LETS GET ONE THING STRAIGHT DIPSTICK!!!! THEIR IS ONLY ONE ROOKIE HERE...So if your going to use my name in the topic.. PLEASE SEND 10 bucks to my paypal account for Naming Rights and I will drop the pending lawsuit.. I have the copywrite to that name.
WELCOME TO THE REAL WORLD OF LURE BUILDING
Sorry just bustin your chomps for pure entertainment... WELCOME TO TU BUD!!!
Edited by The_Rookie, 31 March 2011 - 12:38 PM.
Posted 31 March 2011 - 01:18 PM
European builders make lots of "medium size" gliders and the link above takes you to a website that includes detailed build plans from several expert builders. You should be able to get some ideas by studying their designs - especially about how to ballast them.
Posted 31 March 2011 - 06:10 PM
For surface walkers/gliders, I add ballast just past the mid point toward the tail, so the lure sits slightly tail down in the water. But I like them to rest almost horizontal, with 1/3 of the top of the front section out of the water.
I think walking baits work because the tail is heavier, so it has more momentum, and it keeps moving when the front stops. That turns the bait to one side, and then pulling it again, followed by slack, turns it the other way.
My rule of thumb is the smaller the bait, the deeper I want the tail to hang down. In a small bait, like the size of a small Sammie, it's not hard to get the bait up on the surface and walking, and the additional weight helps in castingt, but bigger baits, like the Lunker Punker or the Pupfish, have a lot of body to move, so it's hard work pulling that tail up and getting it walking if it's hanging down.
So my bigger baits hang just slightly tail down, but almost horizontal, and my small baits hand tail down, almost vertical.
For me, the best way to figure out how much the tail should hang down is to get a bait that you like, like a Sammie or a Spook, that's about the same size as the one you want to build, and see how it sits in the water. If you match that, you won't go too far wrong.
Posted 31 March 2011 - 06:14 PM
Thank you mark. I should have specified that we are going for a suspending or slow sinking glider. That is good information though
Posted 31 March 2011 - 06:37 PM
For sub-surface gliders, I would still weight the lure so it sits like I suggested, slightly tail down, and then add the same amount of additional weight fore and aft to get it to suspend, or to sink.
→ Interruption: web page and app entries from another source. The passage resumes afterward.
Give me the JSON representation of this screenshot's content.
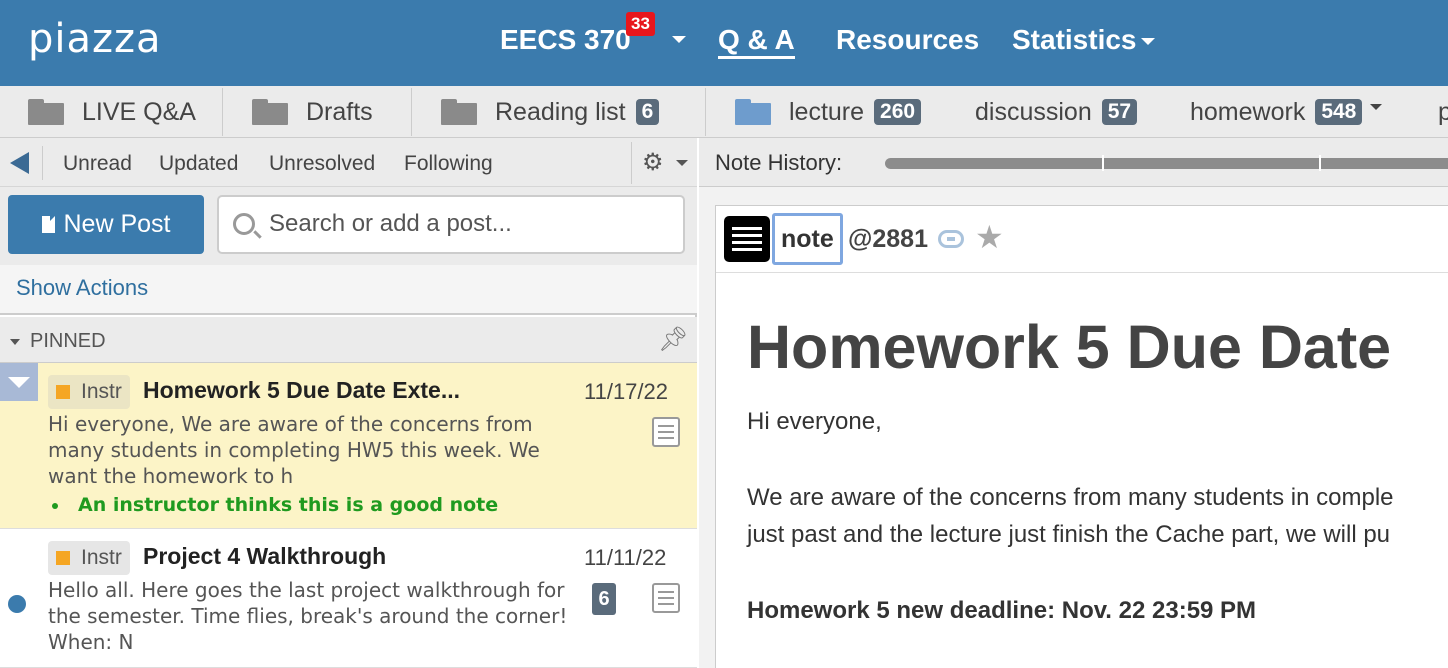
{
  "header": {
    "logo": "piazza",
    "course": "EECS 370",
    "course_badge": "33",
    "nav": {
      "qa": "Q & A",
      "resources": "Resources",
      "statistics": "Statistics"
    }
  },
  "folders": {
    "live_qa": "LIVE Q&A",
    "drafts": "Drafts",
    "reading_list": "Reading list",
    "reading_list_count": "6",
    "lecture": "lecture",
    "lecture_count": "260",
    "discussion": "discussion",
    "discussion_count": "57",
    "homework": "homework",
    "homework_count": "548",
    "overflow": "p"
  },
  "filters": {
    "unread": "Unread",
    "updated": "Updated",
    "unresolved": "Unresolved",
    "following": "Following"
  },
  "actions": {
    "new_post": "New Post",
    "search_placeholder": "Search or add a post...",
    "show_actions": "Show Actions"
  },
  "pinned_label": "PINNED",
  "posts": [
    {
      "tag": "Instr",
      "title": "Homework 5 Due Date Exte...",
      "date": "11/17/22",
      "snippet": "Hi everyone, We are aware of the concerns from many students in completing HW5 this week. We want the homework to h",
      "good_note": "An instructor thinks this is a good note"
    },
    {
      "tag": "Instr",
      "title": "Project 4 Walkthrough",
      "date": "11/11/22",
      "snippet": "Hello all. Here goes the last project walkthrough for the semester. Time flies, break's around the corner! When: N",
      "replies": "6"
    }
  ],
  "note": {
    "history_label": "Note History:",
    "type": "note",
    "number": "@2881",
    "title": "Homework 5 Due Date",
    "greeting": "Hi everyone,",
    "line1": "We are aware of the concerns from many students in comple",
    "line2": "just past and the lecture just finish the Cache part, we will pu",
    "deadline": "Homework 5 new deadline: Nov. 22  23:59 PM"
  },
  "colors": {
    "brand": "#3b7bad",
    "badge_red": "#e8161c",
    "pinned_highlight": "#fcf4c7",
    "good_note_green": "#1f9a1f"
  }
}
The rear weight principle remains the same.
Posted 01 April 2011 - 10:00 AM
Thanks for posting the link to that site. Very motivational. I cranked one out last night, now we will see if it swims.
Posted 01 April 2011 - 05:44 PM
There are no shortcuts to making a good glidebait, making an "ok" glidebait is easy, making a "good" glide bait takes time.
The smaller baits are harder for several reasons. One is they don't weigh nearly as much as a large bait so it's harder for them to have any momentum. Don't expect too much from a small glider, most will only dart left and right with very little glide. If you want a huge glide, build a big glider of put a lexan tail on the back of the lure.
Small baits don't have much surface area on the front of them so they are harder to turn so keep that in mind.
Finally, make sure the lure you are working with is at least 3/4" thick. I have gotten some 1/2" thick gliders to work but they are tricky. Try several different woods, several different shapes, and experiment with the weighting. Some gliders work best with two weights, others four or more. Some like to put one weight at the balance point.
Take notes and keep trying. Eventually you will find a good combination.
Edited by RiverMan, 01 April 2011 - 05:47 PM.